** Your task **
Each line in these records that contains "from" counts once. Give the number only.

(Data records)
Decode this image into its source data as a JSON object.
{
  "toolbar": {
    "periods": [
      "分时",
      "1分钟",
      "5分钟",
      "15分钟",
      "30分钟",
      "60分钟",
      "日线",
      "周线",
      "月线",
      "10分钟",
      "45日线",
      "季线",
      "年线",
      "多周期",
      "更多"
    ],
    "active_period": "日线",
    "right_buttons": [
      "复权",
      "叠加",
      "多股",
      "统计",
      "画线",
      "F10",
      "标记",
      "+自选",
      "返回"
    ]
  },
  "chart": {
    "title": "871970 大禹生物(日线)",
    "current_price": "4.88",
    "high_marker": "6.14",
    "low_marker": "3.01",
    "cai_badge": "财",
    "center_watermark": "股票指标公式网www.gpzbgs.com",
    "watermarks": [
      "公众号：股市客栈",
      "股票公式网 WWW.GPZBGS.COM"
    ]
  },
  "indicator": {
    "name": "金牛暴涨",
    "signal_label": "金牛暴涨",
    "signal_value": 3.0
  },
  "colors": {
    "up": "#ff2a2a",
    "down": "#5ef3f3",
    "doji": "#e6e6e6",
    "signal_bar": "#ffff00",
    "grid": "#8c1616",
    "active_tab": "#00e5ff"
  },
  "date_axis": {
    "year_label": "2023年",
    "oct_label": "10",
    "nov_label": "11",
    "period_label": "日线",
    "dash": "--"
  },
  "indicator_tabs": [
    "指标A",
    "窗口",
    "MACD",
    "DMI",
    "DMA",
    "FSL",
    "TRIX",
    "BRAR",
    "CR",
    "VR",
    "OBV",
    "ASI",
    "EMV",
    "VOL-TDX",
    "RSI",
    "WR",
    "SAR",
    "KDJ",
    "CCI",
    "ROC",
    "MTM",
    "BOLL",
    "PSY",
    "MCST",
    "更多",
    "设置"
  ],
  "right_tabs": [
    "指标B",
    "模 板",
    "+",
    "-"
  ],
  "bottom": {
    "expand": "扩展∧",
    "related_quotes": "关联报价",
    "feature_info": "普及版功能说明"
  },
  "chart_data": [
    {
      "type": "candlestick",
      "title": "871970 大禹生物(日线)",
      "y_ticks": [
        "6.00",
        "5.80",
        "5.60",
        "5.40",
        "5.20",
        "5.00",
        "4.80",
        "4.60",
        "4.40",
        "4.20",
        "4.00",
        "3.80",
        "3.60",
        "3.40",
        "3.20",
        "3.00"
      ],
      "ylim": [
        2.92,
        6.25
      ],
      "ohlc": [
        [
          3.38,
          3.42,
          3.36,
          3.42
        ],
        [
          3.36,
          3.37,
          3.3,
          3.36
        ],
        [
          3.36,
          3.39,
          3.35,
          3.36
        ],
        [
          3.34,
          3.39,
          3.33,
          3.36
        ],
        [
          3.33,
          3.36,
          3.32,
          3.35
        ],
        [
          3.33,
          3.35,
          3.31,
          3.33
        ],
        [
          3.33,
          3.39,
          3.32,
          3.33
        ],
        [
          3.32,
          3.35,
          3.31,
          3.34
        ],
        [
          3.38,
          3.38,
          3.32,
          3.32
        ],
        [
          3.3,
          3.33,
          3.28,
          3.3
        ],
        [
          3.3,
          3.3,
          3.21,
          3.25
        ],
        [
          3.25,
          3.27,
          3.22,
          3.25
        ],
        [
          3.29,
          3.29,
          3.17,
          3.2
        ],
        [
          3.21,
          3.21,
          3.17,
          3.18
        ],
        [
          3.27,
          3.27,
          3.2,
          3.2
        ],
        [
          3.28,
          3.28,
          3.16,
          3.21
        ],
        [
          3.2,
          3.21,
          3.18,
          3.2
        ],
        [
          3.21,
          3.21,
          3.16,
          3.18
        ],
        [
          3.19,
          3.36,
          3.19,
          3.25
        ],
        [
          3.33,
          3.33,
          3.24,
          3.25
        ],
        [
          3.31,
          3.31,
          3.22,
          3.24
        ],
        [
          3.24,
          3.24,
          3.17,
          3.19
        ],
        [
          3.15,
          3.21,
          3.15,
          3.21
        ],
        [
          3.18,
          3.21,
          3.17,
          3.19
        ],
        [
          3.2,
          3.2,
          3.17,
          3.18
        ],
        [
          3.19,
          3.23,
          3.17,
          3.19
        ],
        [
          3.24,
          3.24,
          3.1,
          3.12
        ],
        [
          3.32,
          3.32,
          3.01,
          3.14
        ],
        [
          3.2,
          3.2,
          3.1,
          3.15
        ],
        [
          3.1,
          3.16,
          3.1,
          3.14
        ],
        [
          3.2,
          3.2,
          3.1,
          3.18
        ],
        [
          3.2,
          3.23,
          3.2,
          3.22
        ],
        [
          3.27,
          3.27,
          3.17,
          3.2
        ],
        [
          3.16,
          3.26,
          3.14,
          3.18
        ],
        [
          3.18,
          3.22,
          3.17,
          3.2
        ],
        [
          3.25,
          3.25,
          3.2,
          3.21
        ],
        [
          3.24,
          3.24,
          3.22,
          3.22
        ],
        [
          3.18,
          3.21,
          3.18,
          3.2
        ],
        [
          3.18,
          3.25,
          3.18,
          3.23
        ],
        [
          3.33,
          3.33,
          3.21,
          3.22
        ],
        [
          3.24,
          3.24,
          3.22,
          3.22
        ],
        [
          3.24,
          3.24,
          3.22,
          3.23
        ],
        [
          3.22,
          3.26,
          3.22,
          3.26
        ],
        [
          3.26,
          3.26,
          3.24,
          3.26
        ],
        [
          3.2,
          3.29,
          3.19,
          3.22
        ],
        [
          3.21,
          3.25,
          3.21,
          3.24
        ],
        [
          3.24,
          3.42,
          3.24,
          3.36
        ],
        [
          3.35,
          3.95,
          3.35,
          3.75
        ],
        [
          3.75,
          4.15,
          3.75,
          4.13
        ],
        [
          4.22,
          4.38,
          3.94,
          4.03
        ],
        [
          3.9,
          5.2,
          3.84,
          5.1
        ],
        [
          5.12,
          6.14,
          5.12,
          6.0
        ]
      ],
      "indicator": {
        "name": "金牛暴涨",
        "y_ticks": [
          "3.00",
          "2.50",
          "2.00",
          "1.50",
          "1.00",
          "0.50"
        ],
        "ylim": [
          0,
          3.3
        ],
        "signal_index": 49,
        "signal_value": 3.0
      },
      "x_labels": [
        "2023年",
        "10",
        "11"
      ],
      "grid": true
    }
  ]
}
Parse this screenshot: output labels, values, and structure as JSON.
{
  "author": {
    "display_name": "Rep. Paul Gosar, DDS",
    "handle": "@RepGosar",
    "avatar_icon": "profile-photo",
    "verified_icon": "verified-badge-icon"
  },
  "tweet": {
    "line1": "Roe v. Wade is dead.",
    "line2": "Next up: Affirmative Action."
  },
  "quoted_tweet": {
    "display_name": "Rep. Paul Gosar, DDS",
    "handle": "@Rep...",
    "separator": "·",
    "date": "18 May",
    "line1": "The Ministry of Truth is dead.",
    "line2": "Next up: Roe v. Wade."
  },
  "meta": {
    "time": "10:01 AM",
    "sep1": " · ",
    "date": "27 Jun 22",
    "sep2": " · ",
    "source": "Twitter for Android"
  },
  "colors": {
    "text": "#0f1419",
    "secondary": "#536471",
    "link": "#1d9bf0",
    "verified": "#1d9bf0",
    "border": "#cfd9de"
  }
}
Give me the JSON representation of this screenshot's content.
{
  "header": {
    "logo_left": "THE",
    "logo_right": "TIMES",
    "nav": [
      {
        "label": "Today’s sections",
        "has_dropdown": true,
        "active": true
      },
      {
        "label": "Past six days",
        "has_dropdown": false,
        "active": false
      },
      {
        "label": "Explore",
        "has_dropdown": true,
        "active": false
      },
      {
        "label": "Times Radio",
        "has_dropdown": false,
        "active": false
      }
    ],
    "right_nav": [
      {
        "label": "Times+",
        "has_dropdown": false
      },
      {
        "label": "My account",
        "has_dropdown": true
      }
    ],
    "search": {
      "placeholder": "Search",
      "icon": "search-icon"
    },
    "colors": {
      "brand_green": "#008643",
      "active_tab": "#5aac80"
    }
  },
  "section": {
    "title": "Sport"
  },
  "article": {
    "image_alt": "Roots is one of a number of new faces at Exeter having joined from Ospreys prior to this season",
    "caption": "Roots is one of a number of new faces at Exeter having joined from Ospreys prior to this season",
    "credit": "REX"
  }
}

** Response to the task **
2